Each line of the records containing "filled" is to be copied out and returned.

*** MATERIAL FOR THIS EXERCISE Section Begins ***

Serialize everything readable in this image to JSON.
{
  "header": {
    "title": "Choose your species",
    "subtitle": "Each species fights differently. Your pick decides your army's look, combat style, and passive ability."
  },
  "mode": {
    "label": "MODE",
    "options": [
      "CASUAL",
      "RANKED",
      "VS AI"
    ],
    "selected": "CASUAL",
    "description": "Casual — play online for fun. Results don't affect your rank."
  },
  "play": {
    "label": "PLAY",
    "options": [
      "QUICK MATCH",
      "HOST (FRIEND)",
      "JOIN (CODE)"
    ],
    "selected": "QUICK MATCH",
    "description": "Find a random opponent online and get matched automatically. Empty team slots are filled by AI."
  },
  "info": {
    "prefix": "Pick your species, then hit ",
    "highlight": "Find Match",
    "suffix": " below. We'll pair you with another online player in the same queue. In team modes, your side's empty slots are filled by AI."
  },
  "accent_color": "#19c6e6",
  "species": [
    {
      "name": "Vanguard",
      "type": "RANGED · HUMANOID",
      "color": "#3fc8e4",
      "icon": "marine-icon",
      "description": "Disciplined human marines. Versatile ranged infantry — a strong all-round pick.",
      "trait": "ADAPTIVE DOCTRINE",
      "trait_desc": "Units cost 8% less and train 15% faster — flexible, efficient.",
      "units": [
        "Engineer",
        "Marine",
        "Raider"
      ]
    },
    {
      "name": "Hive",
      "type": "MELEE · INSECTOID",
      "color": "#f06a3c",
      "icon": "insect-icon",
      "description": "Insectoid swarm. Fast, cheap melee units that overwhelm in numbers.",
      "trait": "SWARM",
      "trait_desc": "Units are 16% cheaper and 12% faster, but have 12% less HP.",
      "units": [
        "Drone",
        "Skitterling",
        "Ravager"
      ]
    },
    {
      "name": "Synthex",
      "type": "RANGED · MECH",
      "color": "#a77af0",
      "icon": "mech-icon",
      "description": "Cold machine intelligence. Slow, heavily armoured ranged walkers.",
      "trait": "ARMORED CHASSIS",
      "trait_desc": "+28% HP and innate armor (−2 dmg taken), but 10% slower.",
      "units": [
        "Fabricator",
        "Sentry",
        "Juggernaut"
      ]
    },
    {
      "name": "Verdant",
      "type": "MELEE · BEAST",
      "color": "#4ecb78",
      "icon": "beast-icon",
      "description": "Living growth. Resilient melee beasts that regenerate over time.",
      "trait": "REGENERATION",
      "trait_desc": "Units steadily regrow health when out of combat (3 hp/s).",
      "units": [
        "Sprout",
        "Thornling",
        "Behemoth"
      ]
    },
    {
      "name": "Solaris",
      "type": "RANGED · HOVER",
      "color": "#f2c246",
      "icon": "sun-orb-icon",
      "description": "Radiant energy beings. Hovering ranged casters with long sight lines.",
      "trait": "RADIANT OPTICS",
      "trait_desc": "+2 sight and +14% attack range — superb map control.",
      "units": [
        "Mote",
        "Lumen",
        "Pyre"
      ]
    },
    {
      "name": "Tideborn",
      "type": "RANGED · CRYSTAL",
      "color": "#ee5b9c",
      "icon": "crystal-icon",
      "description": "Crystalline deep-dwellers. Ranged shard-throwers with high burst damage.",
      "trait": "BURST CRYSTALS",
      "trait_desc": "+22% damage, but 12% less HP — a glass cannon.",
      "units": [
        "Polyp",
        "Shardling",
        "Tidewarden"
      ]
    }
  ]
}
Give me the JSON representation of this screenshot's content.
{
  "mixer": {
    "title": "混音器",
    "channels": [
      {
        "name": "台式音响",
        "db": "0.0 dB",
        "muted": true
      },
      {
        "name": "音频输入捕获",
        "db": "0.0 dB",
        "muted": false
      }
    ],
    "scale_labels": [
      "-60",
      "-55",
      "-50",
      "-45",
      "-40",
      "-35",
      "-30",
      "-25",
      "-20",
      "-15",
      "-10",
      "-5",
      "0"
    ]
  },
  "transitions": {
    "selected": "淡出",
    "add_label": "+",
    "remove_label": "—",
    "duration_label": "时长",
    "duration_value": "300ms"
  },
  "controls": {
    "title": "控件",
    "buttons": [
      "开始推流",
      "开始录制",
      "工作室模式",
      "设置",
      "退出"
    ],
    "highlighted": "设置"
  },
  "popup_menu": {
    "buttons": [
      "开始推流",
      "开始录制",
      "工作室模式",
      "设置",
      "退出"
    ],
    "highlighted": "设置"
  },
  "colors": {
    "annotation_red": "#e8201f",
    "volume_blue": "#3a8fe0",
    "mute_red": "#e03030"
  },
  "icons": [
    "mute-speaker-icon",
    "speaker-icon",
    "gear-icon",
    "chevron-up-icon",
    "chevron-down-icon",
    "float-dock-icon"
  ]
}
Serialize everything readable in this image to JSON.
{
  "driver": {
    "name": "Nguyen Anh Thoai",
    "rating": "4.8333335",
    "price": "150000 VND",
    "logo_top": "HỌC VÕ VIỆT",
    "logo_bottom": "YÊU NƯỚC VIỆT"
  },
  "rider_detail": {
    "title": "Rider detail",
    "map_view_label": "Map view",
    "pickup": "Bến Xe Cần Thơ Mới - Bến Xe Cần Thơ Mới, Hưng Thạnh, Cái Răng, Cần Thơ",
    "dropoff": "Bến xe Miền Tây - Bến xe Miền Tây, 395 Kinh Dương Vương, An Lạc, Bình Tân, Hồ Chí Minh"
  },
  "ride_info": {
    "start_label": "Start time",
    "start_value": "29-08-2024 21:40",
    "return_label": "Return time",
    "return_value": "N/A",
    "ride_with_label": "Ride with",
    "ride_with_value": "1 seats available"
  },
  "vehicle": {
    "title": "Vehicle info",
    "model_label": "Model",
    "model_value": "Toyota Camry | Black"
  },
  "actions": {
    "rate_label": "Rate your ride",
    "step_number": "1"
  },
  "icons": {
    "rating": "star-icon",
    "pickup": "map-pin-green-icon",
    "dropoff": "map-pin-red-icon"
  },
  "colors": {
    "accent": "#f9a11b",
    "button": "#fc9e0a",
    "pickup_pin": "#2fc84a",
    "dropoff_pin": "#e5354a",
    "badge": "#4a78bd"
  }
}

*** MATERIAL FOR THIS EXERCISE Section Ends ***

**YOUR SOLUTION**
    "description": "Find a random opponent online and get matched automatically. Empty team slots are filled by AI."
    "suffix": " below. We'll pair you with another online player in the same queue. In team modes, your side's empty slots are filled by AI."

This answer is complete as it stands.